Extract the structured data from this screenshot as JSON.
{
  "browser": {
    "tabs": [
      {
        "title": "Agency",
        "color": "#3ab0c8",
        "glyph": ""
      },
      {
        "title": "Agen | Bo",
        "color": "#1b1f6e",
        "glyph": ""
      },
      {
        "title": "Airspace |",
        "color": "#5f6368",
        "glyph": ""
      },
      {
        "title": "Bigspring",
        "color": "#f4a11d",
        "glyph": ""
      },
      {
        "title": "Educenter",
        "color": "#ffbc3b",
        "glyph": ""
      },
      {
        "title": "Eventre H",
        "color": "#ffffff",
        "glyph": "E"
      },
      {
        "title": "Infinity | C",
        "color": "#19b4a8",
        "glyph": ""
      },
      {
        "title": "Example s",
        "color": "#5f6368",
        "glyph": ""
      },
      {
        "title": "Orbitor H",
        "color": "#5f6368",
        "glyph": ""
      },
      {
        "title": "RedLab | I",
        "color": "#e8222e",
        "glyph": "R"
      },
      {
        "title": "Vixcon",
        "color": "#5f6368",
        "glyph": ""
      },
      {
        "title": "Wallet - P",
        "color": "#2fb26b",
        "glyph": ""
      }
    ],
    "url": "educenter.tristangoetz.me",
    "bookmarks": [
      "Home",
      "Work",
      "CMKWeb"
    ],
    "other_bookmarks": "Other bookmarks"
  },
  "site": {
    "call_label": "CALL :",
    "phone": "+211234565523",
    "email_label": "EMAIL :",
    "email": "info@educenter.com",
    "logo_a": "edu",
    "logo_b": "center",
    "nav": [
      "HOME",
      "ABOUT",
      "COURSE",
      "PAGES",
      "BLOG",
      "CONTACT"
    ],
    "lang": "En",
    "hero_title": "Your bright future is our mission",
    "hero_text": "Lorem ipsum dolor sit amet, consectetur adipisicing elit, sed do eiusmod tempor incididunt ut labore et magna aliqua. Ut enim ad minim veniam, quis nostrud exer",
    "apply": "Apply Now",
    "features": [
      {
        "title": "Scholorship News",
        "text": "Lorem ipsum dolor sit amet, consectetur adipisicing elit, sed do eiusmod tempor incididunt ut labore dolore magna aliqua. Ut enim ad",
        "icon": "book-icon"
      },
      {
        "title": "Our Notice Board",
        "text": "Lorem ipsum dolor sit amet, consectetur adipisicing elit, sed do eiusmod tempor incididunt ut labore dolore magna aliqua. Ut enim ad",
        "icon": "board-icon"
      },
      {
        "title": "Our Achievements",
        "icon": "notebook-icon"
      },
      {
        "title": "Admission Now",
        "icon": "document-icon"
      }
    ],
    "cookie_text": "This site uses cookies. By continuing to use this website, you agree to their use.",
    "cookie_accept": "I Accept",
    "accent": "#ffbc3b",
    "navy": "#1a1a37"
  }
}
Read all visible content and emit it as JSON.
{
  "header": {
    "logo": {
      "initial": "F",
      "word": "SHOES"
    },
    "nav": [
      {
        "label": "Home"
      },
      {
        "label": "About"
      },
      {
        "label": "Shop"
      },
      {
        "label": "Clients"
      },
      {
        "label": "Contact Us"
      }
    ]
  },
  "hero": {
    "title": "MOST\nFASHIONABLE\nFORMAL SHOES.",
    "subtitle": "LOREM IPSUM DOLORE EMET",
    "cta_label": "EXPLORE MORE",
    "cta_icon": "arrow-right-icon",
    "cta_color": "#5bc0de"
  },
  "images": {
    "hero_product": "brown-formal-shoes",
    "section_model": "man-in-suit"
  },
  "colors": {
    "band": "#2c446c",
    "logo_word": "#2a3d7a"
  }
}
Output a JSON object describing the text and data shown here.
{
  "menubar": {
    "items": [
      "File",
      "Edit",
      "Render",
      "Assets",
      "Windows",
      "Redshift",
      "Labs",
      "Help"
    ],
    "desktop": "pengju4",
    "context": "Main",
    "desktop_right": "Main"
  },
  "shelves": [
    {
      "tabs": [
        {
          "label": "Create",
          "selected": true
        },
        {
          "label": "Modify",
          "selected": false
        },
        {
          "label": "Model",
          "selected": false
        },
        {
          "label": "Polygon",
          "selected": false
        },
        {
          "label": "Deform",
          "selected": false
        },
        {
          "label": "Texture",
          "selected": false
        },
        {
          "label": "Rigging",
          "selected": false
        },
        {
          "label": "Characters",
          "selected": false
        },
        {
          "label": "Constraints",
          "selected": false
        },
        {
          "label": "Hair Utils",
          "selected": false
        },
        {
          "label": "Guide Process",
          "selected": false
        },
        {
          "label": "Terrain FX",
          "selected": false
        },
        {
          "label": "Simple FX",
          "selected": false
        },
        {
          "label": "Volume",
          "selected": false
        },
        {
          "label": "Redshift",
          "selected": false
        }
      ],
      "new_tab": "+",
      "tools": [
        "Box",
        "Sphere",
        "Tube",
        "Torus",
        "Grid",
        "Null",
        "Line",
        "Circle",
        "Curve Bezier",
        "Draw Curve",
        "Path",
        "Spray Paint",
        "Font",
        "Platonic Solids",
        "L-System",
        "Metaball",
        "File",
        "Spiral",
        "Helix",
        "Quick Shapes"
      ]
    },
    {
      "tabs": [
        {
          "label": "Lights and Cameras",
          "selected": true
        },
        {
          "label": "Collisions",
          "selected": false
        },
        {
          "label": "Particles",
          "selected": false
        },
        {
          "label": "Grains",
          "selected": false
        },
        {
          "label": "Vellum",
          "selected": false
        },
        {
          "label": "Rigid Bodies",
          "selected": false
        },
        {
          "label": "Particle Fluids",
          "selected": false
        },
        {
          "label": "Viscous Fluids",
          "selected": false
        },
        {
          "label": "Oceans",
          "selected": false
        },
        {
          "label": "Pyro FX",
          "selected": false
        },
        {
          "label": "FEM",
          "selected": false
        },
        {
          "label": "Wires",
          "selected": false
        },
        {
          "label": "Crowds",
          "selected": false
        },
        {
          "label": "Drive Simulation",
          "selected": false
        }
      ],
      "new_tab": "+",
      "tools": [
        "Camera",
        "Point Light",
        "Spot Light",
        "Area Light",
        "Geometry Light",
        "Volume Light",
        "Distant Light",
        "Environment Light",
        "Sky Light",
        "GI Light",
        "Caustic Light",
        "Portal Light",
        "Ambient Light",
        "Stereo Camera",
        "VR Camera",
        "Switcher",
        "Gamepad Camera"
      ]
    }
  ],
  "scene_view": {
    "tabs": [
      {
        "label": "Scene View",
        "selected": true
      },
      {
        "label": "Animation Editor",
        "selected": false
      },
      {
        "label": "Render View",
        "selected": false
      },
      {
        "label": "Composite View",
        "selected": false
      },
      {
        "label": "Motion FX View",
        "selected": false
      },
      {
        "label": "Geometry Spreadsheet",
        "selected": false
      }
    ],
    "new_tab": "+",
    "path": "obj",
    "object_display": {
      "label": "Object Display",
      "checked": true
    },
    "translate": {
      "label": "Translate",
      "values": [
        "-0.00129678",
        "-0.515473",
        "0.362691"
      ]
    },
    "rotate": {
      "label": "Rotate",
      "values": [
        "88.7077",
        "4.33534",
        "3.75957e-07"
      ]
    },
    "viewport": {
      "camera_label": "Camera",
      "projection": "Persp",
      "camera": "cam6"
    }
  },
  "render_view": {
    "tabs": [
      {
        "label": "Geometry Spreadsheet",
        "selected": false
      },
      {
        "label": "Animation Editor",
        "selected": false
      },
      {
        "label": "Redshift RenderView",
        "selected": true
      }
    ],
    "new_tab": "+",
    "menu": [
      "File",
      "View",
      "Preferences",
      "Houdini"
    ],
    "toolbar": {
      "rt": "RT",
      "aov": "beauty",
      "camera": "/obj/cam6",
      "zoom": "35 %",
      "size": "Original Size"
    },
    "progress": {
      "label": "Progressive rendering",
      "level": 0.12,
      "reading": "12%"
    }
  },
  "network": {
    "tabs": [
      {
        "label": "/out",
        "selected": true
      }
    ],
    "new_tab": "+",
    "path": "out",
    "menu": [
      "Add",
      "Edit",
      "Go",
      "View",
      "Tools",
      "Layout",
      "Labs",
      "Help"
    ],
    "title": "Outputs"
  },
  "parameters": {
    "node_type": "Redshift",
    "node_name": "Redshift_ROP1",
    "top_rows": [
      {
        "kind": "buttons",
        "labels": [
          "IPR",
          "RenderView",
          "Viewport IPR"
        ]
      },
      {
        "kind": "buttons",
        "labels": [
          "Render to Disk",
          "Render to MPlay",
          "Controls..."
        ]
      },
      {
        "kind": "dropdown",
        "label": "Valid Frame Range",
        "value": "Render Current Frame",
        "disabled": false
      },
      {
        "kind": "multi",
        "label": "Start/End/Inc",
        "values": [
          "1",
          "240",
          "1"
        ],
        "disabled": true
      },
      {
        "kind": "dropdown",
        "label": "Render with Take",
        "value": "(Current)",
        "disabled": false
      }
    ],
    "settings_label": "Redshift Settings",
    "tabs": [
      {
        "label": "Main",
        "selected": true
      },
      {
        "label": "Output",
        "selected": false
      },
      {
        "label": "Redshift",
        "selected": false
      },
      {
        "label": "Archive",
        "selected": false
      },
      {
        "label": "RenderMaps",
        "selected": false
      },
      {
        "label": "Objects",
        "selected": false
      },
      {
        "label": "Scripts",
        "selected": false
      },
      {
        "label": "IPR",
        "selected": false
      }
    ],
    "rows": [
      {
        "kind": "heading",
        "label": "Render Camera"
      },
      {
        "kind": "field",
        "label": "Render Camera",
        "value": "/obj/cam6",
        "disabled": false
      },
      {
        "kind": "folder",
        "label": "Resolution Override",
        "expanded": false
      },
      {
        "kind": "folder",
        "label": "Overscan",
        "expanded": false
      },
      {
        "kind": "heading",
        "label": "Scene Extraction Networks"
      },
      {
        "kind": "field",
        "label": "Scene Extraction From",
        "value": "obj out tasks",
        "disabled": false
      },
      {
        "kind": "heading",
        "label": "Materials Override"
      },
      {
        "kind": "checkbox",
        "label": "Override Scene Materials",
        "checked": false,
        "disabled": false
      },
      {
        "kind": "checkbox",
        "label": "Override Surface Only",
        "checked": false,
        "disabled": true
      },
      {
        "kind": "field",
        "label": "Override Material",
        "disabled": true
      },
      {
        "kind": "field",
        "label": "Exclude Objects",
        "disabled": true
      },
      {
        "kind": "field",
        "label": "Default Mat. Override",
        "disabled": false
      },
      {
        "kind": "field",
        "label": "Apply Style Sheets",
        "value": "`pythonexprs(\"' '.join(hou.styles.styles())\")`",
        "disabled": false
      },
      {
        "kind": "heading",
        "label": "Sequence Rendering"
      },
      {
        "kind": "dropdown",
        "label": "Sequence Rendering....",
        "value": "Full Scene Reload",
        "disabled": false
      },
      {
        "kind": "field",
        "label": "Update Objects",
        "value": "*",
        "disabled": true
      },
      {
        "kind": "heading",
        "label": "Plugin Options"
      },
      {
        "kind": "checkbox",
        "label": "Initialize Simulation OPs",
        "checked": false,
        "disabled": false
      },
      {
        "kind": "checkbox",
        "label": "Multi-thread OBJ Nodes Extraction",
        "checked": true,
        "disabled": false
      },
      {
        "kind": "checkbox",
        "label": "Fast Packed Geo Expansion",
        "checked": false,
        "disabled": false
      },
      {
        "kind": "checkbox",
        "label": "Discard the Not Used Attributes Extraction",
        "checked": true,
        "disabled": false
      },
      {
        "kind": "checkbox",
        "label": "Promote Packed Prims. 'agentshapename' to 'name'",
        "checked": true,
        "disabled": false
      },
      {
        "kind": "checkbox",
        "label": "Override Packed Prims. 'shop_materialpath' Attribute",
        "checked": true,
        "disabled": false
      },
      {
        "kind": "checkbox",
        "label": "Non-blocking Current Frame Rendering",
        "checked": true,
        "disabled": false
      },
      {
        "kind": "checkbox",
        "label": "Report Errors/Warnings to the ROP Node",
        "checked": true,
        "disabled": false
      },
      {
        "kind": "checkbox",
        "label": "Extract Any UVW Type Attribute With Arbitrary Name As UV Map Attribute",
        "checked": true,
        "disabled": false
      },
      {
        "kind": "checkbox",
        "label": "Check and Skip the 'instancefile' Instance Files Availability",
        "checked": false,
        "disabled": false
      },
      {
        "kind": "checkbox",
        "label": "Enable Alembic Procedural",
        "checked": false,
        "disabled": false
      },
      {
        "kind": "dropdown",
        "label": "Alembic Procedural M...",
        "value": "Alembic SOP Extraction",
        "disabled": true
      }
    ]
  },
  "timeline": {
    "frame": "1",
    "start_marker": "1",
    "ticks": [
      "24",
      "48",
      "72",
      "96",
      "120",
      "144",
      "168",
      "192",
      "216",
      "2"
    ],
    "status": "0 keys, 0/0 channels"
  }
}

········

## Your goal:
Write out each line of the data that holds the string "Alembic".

## Response:
        "label": "Enable Alembic Procedural",
        "label": "Alembic Procedural M...",
        "value": "Alembic SOP Extraction",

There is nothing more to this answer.